has treated these excellent performances shamefully over the years,
and it is about time they were reissued. They were recorded in
the mid 1990s but kept on ice until 2001. They hardly saw the
light of day before being deleted and forgotten. If these were
just another set of Bartók performances that would be no great
loss, but they are much more than that. These performances from
Chailly and the Royal Concertgebouw Orchestra are among the best
that either of these scores has received. They are also probably
the most perfumed, evocative performances of these scores you
will hear. Other accounts of both works may be more incisive
and powerful, but none is so beautiful. If ever a conductor viewed
Bartók through the lens of Debussy, Chailly is that conductor.
subtle colouring and shading of parts at the very opening of the
Concerto for Orchestra set the scene for an atmospheric performance.
There is wry humour in the second movement and in the Shostakovich
parody of the fourth. The ghostly third movement is all atmospheric
mystery, the Bluebeard references highlighted with a caress.
The finale, though perhaps lacking a little in voltage, is of
a piece with the performance as a whole. Chailly keeps the music
moving throughout, most notably in the first and fourth movements,
but the pacing always feels natural.
are, of course, many other excellent performances of this landmark
score in the catalogue. At bargain price alone you can have Mehta’s
colourful account on Australian
Eloquence or Jansons’ powerhouse recording on EMI Encore.
If you love this piece, though, you will want to hear Chailly.
complete ballet score of The Miraculous Mandarin also receives
a ravishing performance, generously indexed on this disc. The
hard edge that may be expected is missing, but in its place is
a sensual simmer that many listeners may find surprising in this
piece. The violence is still there, but clothed in the decadent
orchestral colouring of decaying romanticism. Never has this
score seemed so close to Berg’s Lulu. While it may be
expected that this approach would soften the edge of the drama,
the beauty only serves to heighten the tragedy.
there are many excellent Mandarins on the market, including Australian
Eloquence’s excellent offering with the Vienna Philharmonic under
Again, Chailly is distinctive and more than worth hearing.

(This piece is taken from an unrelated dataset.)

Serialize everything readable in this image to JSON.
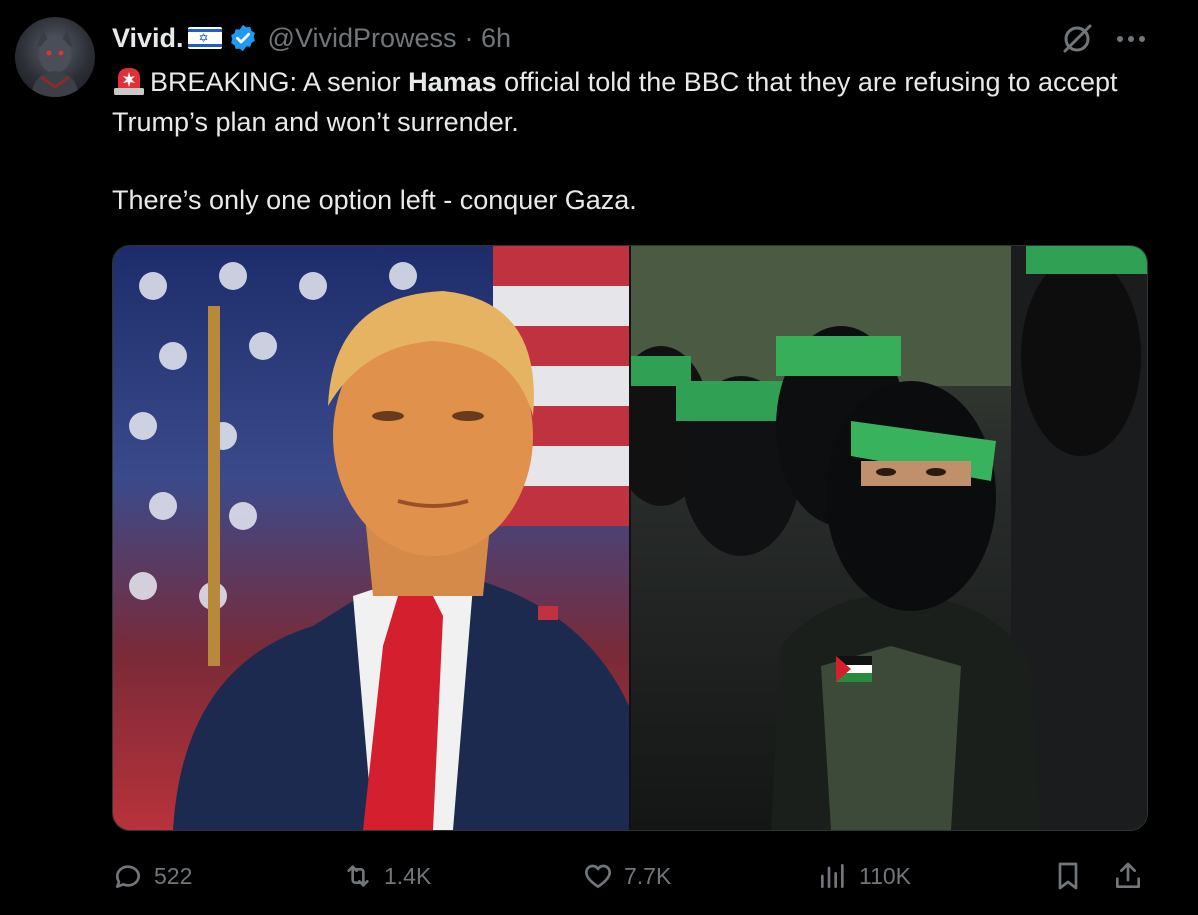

I need to mention that the playing of the orchestra is exemplary,
from the silky strings, to the colourful winds, to the incisive
brass? Or that the recorded sound is of vintage Decca quality

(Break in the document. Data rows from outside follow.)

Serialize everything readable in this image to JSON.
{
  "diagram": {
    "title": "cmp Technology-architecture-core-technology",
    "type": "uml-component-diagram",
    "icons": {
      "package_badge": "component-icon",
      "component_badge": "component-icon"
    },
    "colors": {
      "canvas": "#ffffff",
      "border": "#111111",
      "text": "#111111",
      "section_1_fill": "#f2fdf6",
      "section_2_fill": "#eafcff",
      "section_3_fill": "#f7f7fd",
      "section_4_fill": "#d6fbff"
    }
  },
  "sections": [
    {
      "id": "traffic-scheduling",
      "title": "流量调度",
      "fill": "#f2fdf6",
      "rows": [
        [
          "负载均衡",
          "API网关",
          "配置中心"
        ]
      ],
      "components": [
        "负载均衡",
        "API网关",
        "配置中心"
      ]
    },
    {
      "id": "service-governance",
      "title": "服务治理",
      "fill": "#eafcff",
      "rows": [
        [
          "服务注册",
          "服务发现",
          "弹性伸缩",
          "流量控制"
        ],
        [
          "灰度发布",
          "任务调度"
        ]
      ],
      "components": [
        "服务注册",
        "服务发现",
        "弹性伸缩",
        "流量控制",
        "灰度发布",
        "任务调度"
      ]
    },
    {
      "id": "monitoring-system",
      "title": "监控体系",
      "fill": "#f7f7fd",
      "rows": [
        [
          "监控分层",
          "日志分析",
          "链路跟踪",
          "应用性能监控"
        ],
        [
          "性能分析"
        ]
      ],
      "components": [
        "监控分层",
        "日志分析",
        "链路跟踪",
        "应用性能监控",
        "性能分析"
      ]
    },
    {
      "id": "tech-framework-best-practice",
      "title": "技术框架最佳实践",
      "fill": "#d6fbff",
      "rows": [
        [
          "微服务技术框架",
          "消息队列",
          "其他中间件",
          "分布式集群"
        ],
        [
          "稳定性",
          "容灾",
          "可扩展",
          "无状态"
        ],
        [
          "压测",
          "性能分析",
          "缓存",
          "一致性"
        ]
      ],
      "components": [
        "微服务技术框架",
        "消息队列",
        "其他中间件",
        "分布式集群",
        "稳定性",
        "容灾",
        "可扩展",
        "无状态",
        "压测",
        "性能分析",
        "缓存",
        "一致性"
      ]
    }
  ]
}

in the world of digital stereo?
Put simply, this is an individual and essential
Bartók album. Order it from Arkiv while you can.